What else than proletarian power can we oppose to this reactionary power? Can we depend upon the middle class as a class, or on Liberalism as a party? Facts answer. In Belgium, in Holland, in Germany, the Liberals are terribly weakened; the fear of Socialism demoralises them. It is only too often that the reactionary majority in the election is due to their votes. In England the division and melting away of the Liberal opposition made possible the South African war, and rendered possible, if not probable, the success of Mr. Chamberlain’s fiscal plans.

Justice forbids, however, to reproach English Liberalism as a body with the reactionary complaisance of the right wing. In France, too, there is a distinction to be made. The Republican middle class and the radical democracy do hesitate to accept the help of the Social Democracy in the fight against the Catholic Church by enrolling Miller and in the Ministry and electing Jaures Vice-President of the Chambers of Deputies.

But we must not lose sight of the fact that France is, above all, a country of bourgeoise and small landholders. The industrial centres are far apart, except in the territory bordering on the Belgian and German frontiers. The organisation of the working class is, therefore, comparatively weak. Socialism itself is often in France, but the idealistic expression of an advanced radicalism. It thus seems natural enough that the middle class parties should not show it, but should be anticlerical rather than anti-Socialistic. But let industry develop on a large scale, let the antagonism of the classes accentuate itself, let the French proletariat strengthen and extend its organisation, and we shall see in France, as in the rest of Western Europe, the middle class facing about and asking pardon of the Church for the ills it has suffered through her.

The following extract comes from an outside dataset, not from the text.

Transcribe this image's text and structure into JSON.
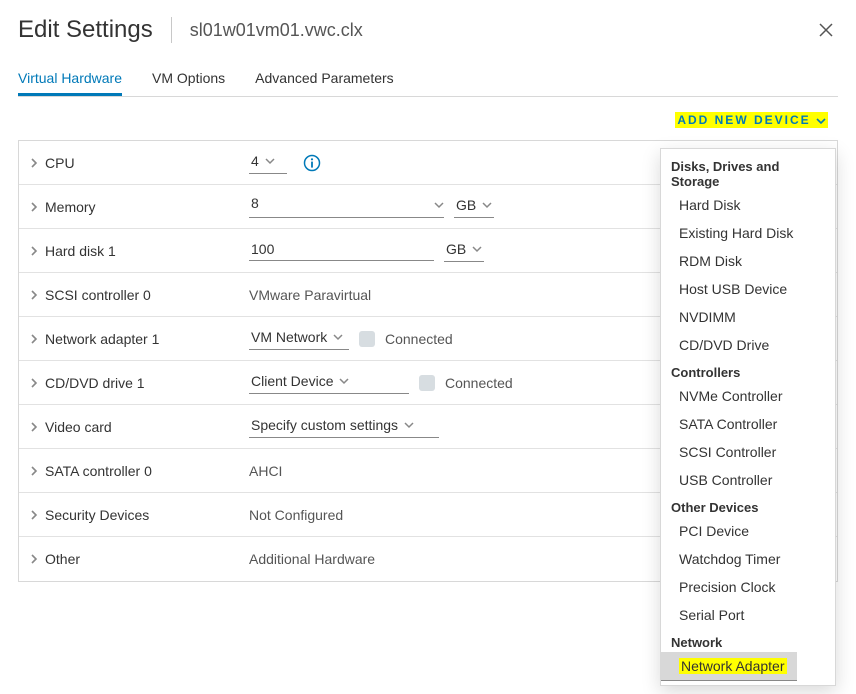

Thus it is, in the Old World, that two gigantic coalitions are formed by the elimination of intermediaries – the Black International and the Red International. On the one hand are all those who hold that authority should descend from above and who find in the Catholic Church the most perfect expression of their ideal, the most inflexible guardian of their class privileges; on the other hand are those who insist that authority shall come from the people, and who, by the logic of circumstances, can found their hopes on nothing but Social Democracy.

Between these two extremes Protestantism hesitates and Liberalism shifts from place to place. One may see clearly the truth of the prediction that was made fifty years ago by the Catholic writer, Donose Cortes:

The Liberal school honours equally darkness and light. It has undertaken – extravagant and impossible undertakings – to govern without the people and without God. Its days are numbered. One sees already on the two opposite points of the horizon, the rising sun that proclaims God and the ominous cloud that announces the mad rage of the people. In the terrible day of battle, when the whole arena shall be filled with the Catholic and Socialist phalanxes, no one will know where to find the forces of liberalism.

One may welcome or deplore, the fact of this coming concentration of forces about the Catholic Church on the one side, the Social Democracy on the other. But none can deny that this concentration is inevitable, and that the future struggles will have to be fought out between these two armies. To those, therefore, who are interested in the social movement of Europe, we say: Observe, above all else, if you wish to consider only the essential factors, the political activities of the Roman Catholic Church and those of International Socialism.

Brussels, Belgium.


Last updated on 7.8.2003